▶ **Exercise goal**
Word for word, repeat all the entries below, but without the pictures.

▶ **Records for this exercise**
==================================================

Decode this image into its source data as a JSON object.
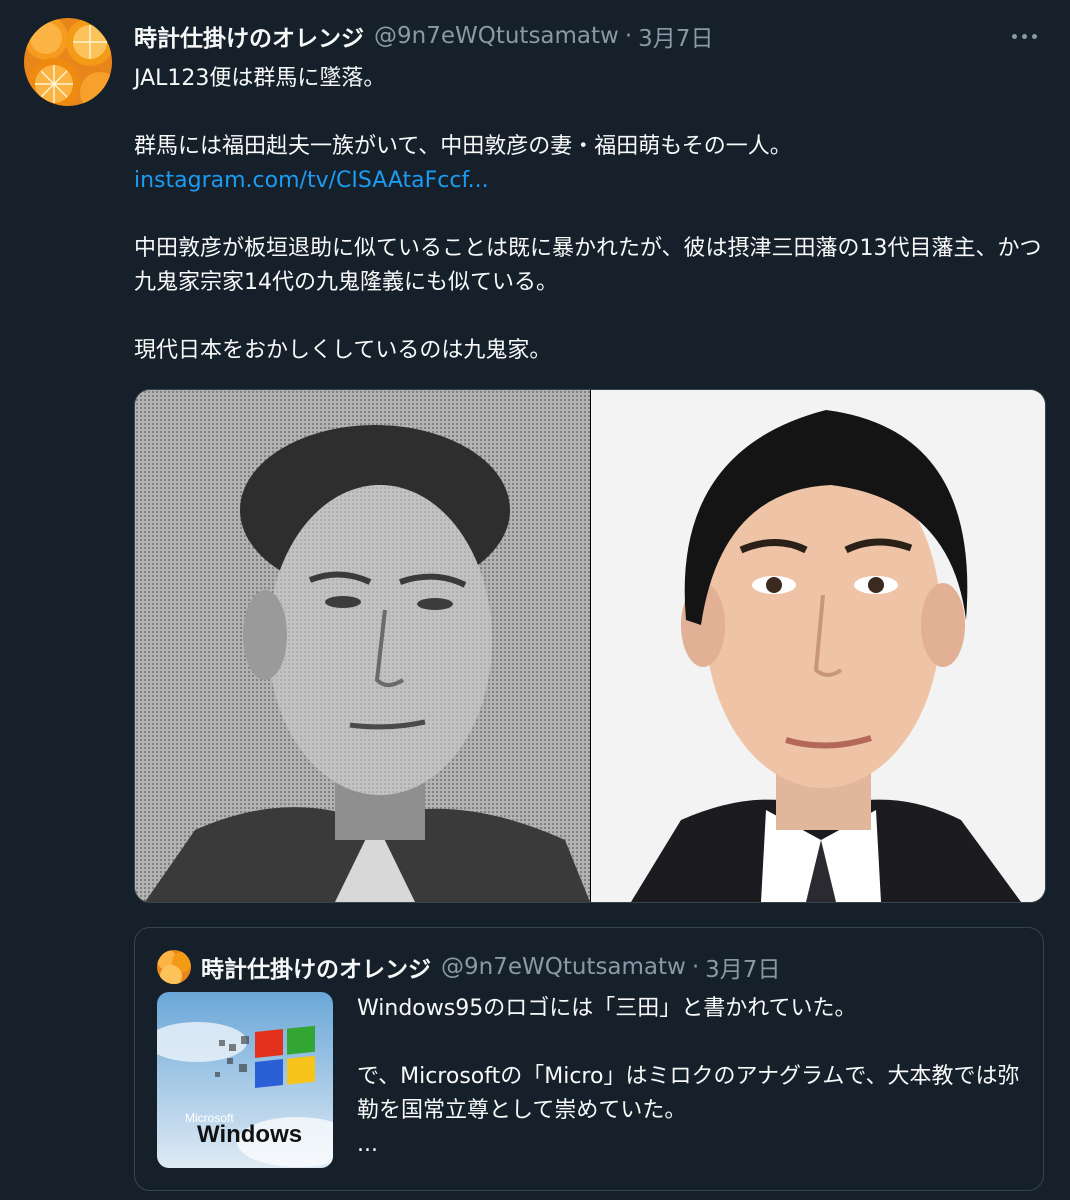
{
  "tweet": {
    "display_name": "時計仕掛けのオレンジ",
    "handle": "@9n7eWQtutsamatw",
    "separator": "·",
    "date": "3月7日",
    "more_icon": "more-horizontal-icon",
    "lines": [
      "JAL123便は群馬に墜落。",
      "群馬には福田赳夫一族がいて、中田敦彦の妻・福田萌もその一人。",
      "中田敦彦が板垣退助に似ていることは既に暴かれたが、彼は摂津三田藩の13代目藩主、かつ九鬼家宗家14代の九鬼隆義にも似ている。",
      "現代日本をおかしくしているのは九鬼家。"
    ],
    "link": "instagram.com/tv/CISAAtaFccf..."
  },
  "quote": {
    "display_name": "時計仕掛けのオレンジ",
    "handle": "@9n7eWQtutsamatw",
    "separator": "·",
    "date": "3月7日",
    "thumbnail_label": "Microsoft",
    "thumbnail_label_2": "Windows",
    "lines": [
      "Windows95のロゴには「三田」と書かれていた。",
      "で、Microsoftの「Micro」はミロクのアナグラムで、大本教では弥勒を国常立尊として崇めていた。",
      "..."
    ]
  }
}
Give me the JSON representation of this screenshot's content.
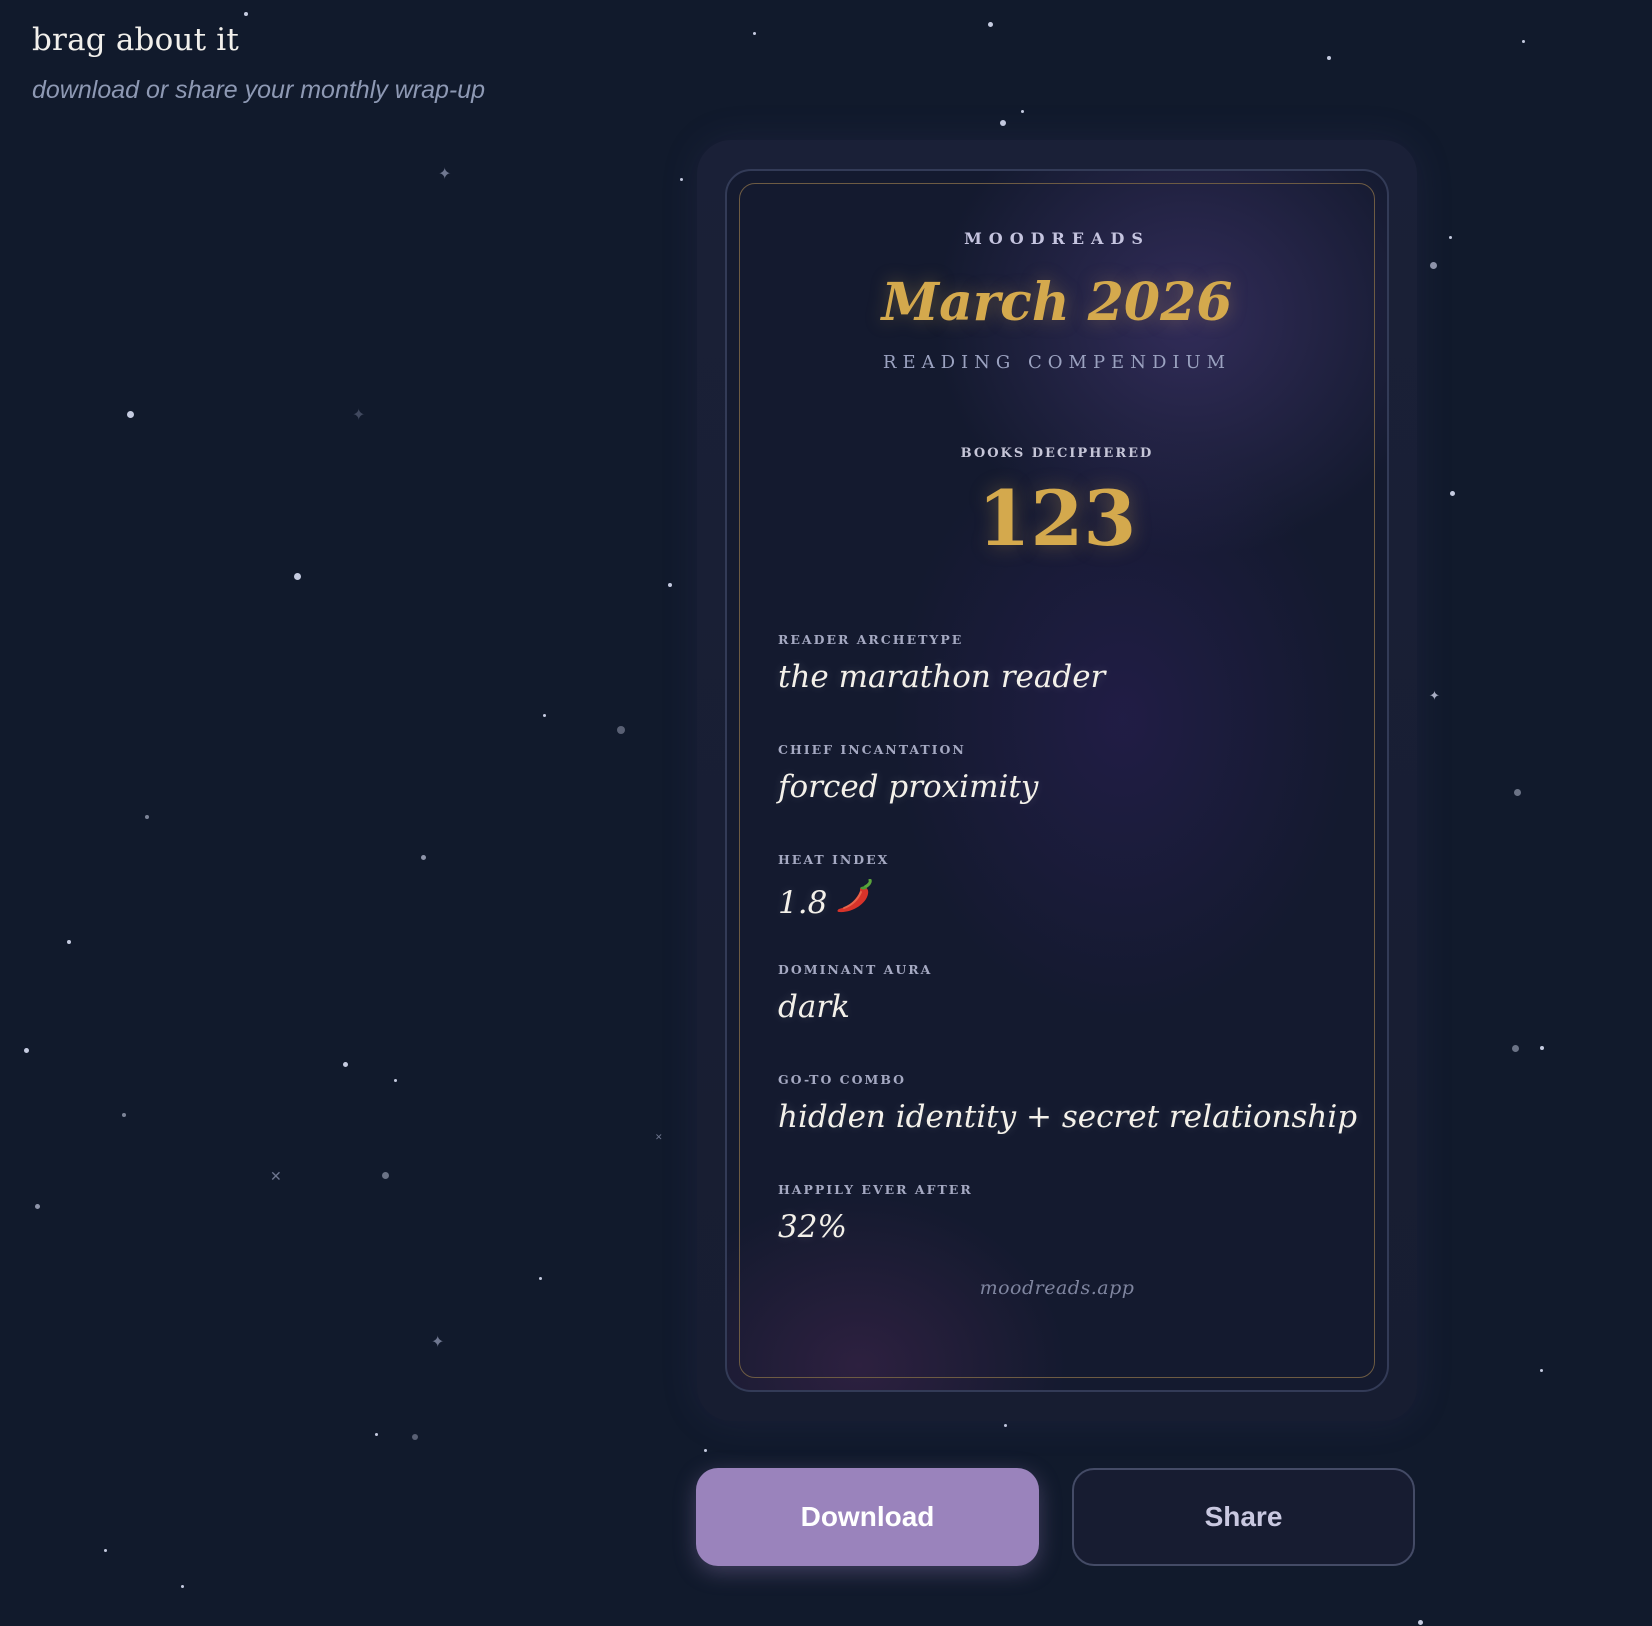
{
  "header": {
    "title": "brag about it",
    "subtitle": "download or share your monthly wrap-up"
  },
  "card": {
    "brand": "MOODREADS",
    "month": "March 2026",
    "subtitle": "READING COMPENDIUM",
    "books_label": "BOOKS DECIPHERED",
    "books_count": "123",
    "stats": [
      {
        "label": "READER ARCHETYPE",
        "value": "the marathon reader"
      },
      {
        "label": "CHIEF INCANTATION",
        "value": "forced proximity"
      },
      {
        "label": "HEAT INDEX",
        "value": "1.8",
        "icon": "chili-pepper-icon"
      },
      {
        "label": "DOMINANT AURA",
        "value": "dark"
      },
      {
        "label": "GO-TO COMBO",
        "value": "hidden identity + secret relationship"
      },
      {
        "label": "HAPPILY EVER AFTER",
        "value": "32%"
      }
    ],
    "footer": "moodreads.app"
  },
  "actions": {
    "download_label": "Download",
    "share_label": "Share"
  },
  "colors": {
    "background": "#111a2c",
    "gold_accent": "#d4a94d",
    "download_button": "#9a83bc"
  }
}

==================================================

▶ **Written response**
Decode this image into its source data as a JSON object.
{
  "tweet": {
    "display_name": "時計仕掛けのオレンジ",
    "handle": "@9n7eWQtutsamatw",
    "separator": "·",
    "date": "3月7日",
    "more_icon": "more-horizontal-icon",
    "lines": [
      "JAL123便は群馬に墜落。",
      "群馬には福田赳夫一族がいて、中田敦彦の妻・福田萌もその一人。",
      "中田敦彦が板垣退助に似ていることは既に暴かれたが、彼は摂津三田藩の13代目藩主、かつ九鬼家宗家14代の九鬼隆義にも似ている。",
      "現代日本をおかしくしているのは九鬼家。"
    ],
    "link": "instagram.com/tv/CISAAtaFccf..."
  },
  "quote": {
    "display_name": "時計仕掛けのオレンジ",
    "handle": "@9n7eWQtutsamatw",
    "separator": "·",
    "date": "3月7日",
    "thumbnail_label": "Microsoft",
    "thumbnail_label_2": "Windows",
    "lines": [
      "Windows95のロゴには「三田」と書かれていた。",
      "で、Microsoftの「Micro」はミロクのアナグラムで、大本教では弥勒を国常立尊として崇めていた。",
      "..."
    ]
  }
}
Give me the JSON representation of this screenshot's content.
{
  "header": {
    "title": "brag about it",
    "subtitle": "download or share your monthly wrap-up"
  },
  "card": {
    "brand": "MOODREADS",
    "month": "March 2026",
    "subtitle": "READING COMPENDIUM",
    "books_label": "BOOKS DECIPHERED",
    "books_count": "123",
    "stats": [
      {
        "label": "READER ARCHETYPE",
        "value": "the marathon reader"
      },
      {
        "label": "CHIEF INCANTATION",
        "value": "forced proximity"
      },
      {
        "label": "HEAT INDEX",
        "value": "1.8",
        "icon": "chili-pepper-icon"
      },
      {
        "label": "DOMINANT AURA",
        "value": "dark"
      },
      {
        "label": "GO-TO COMBO",
        "value": "hidden identity + secret relationship"
      },
      {
        "label": "HAPPILY EVER AFTER",
        "value": "32%"
      }
    ],
    "footer": "moodreads.app"
  },
  "actions": {
    "download_label": "Download",
    "share_label": "Share"
  },
  "colors": {
    "background": "#111a2c",
    "gold_accent": "#d4a94d",
    "download_button": "#9a83bc"
  }
}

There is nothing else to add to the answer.